Young people around the country have voiced growing interest in the debate over the federal budget and fiscal reform. That’s appropriate because they have so much at stake.
College students have an obligation to get involved in the post-election debate over the federal budget and the search for a better alternative to the year-end fiscal cliff, according to a recent guest column in American University’s The Eagle by Jonathan Humma and Ben Ritz, a Concord Coalition staff member.
While avoiding the fiscal cliff is important, they write, college students in both parties should also push elected officials to work together to develop plans for responsible long-term deficit reduction. If that isn’t done, young people will pay a disproportionate price over their lifetimes.
“We are the ones who will have to pay higher taxes,” Ritz and Humma write. “We are the ones who won’t be able to afford to educate our children. We are the ones who won’t be able to pay for a first-world infrastructure.
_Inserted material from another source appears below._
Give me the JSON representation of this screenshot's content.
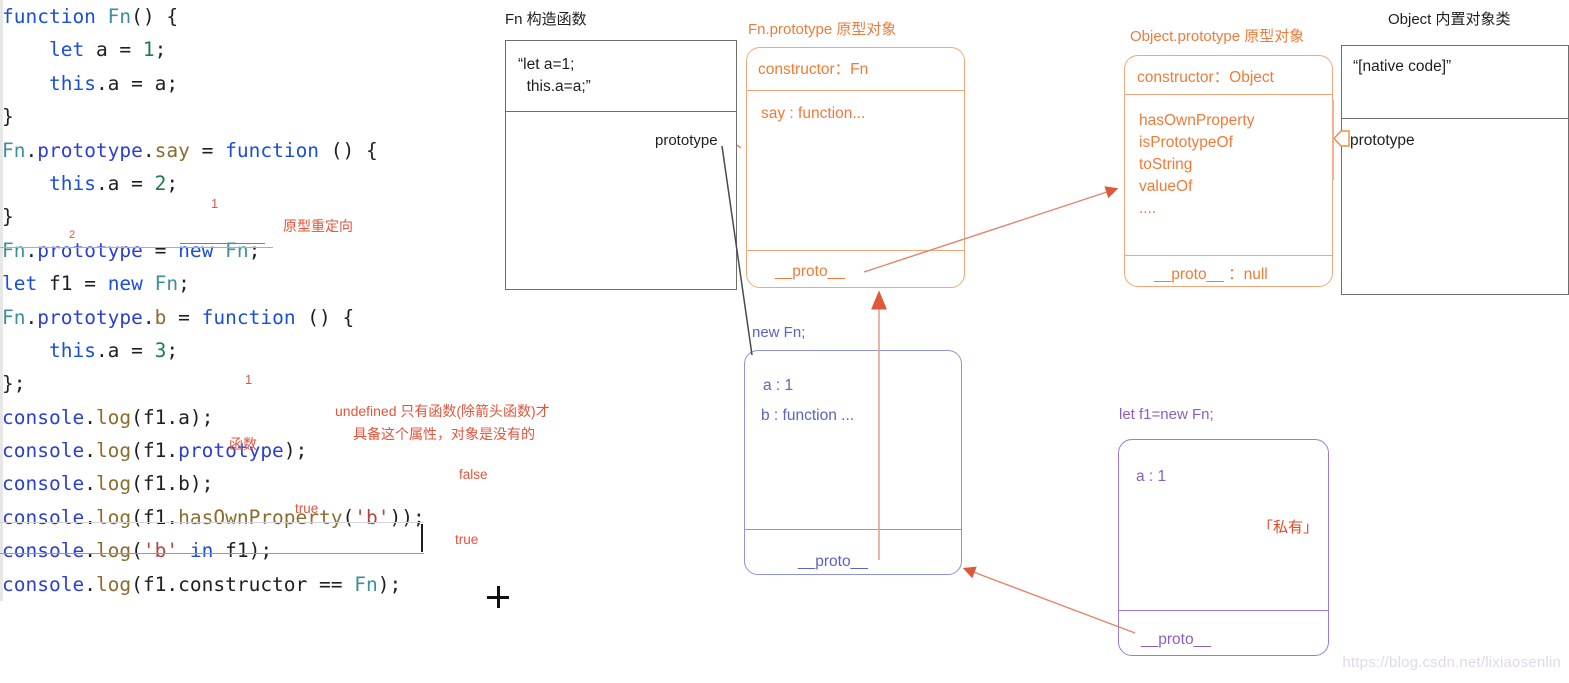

We are the ones who are disproportionately affected by this debt, and so we are the ones who need to be disproportionately involved in getting it under control. It’s up to us to demand action.”